However, an index of future economic growth showed signs of weakening for the second straight month in February, hobbled by sluggish manufacturing and weakness throughout the housing industry.
Initial filings for state unemployment insurance aid fell for the third straight week, dropping to 316,000 in the week ended March 17 from an upwardly revised 320,000 for the previous week, the Labor Department said.
A department analyst said there were no special factors behind the decline in new claims, which fell to their lowest level since the week ended Feb. 3.
Jobless claims are at a level economists see as consistent with stable employment.
Analysts on Wall Street had expected claims, which provide a rough guide to the pace of layoffs, to rise to 324,000 from the 318,000 initially reported for the March 10 week.
A four-week moving average of claims, which smooths weekly volatility to provide a better sense of underlying job-market trends, also fell for the second straight week, dropping to 326,000 from 329,750 in the prior week.
The total number of unemployed still on the benefit rolls after drawing an initial week of aid fell 69,000 to 2.50 million in the week ended March 10, the latest period for which figures are available.
Leading Indicators Slip 0.5%
Separately, industry research group The Conference Board said Thursday that its composite index of leading indicators, which is meant to foreshadow changes in the economy three to six months in advance, slipped 0.5% to 137.3 in February after a revised 0.3% decline in January.
The drop in February, while expected, was the steepest since February 2006.
Conference Board labor economist Ken Goldstein said in a statement that the index suggests "moderate but choppy growth" with consumers continuing to spend despite swings in energy prices and sagging home values.
The index tracks 10 economic indicators, including stock prices, unemployment claims, homebuilding permits and money supply.
In February, more people filed for unemployment insurance, fewer homebuilders obtained permission to build houses and consumers adopted a more tempered outlook on the economy's future, the Conference Board said.

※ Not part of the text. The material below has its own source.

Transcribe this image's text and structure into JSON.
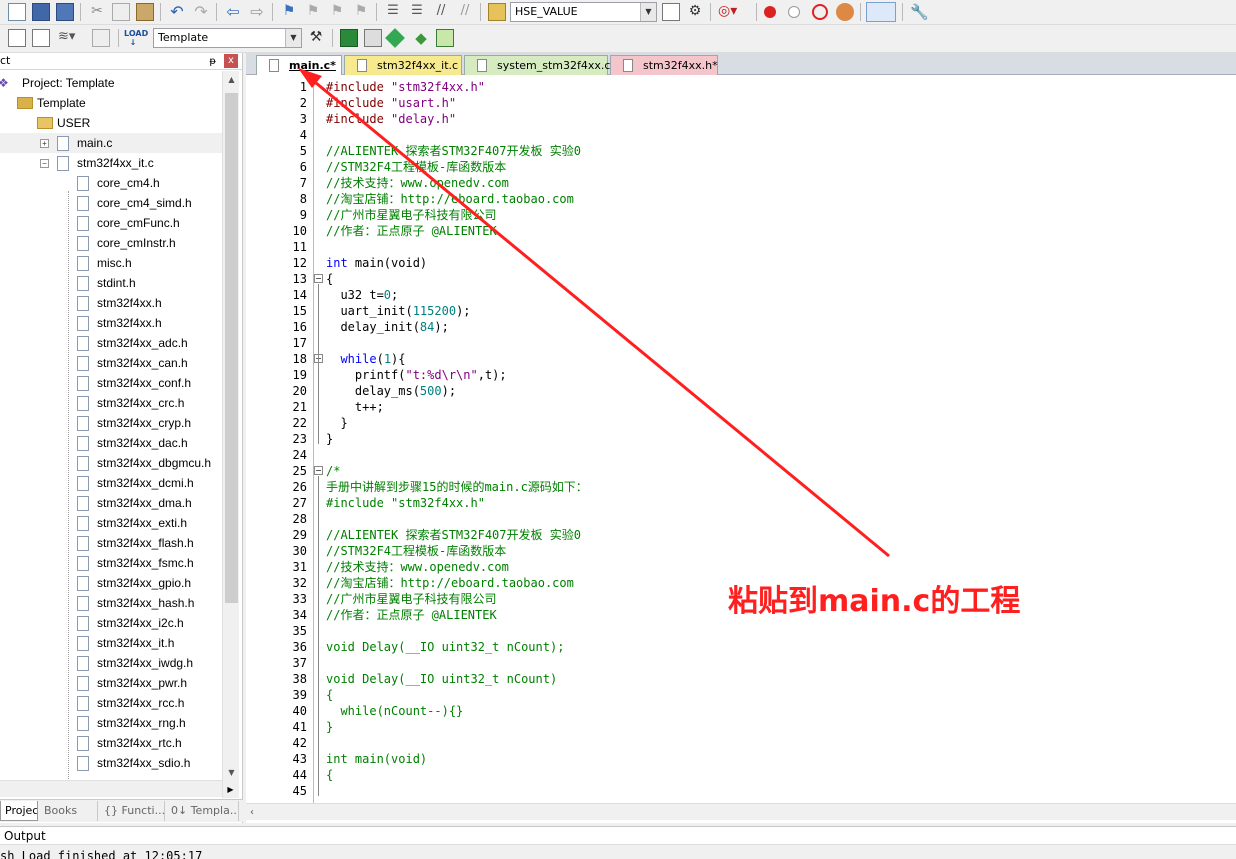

The coincident index increased 0.3% in February after a 0.1% decline in January and the lagging index increased 0.2% in February after increasing 0.7% in December.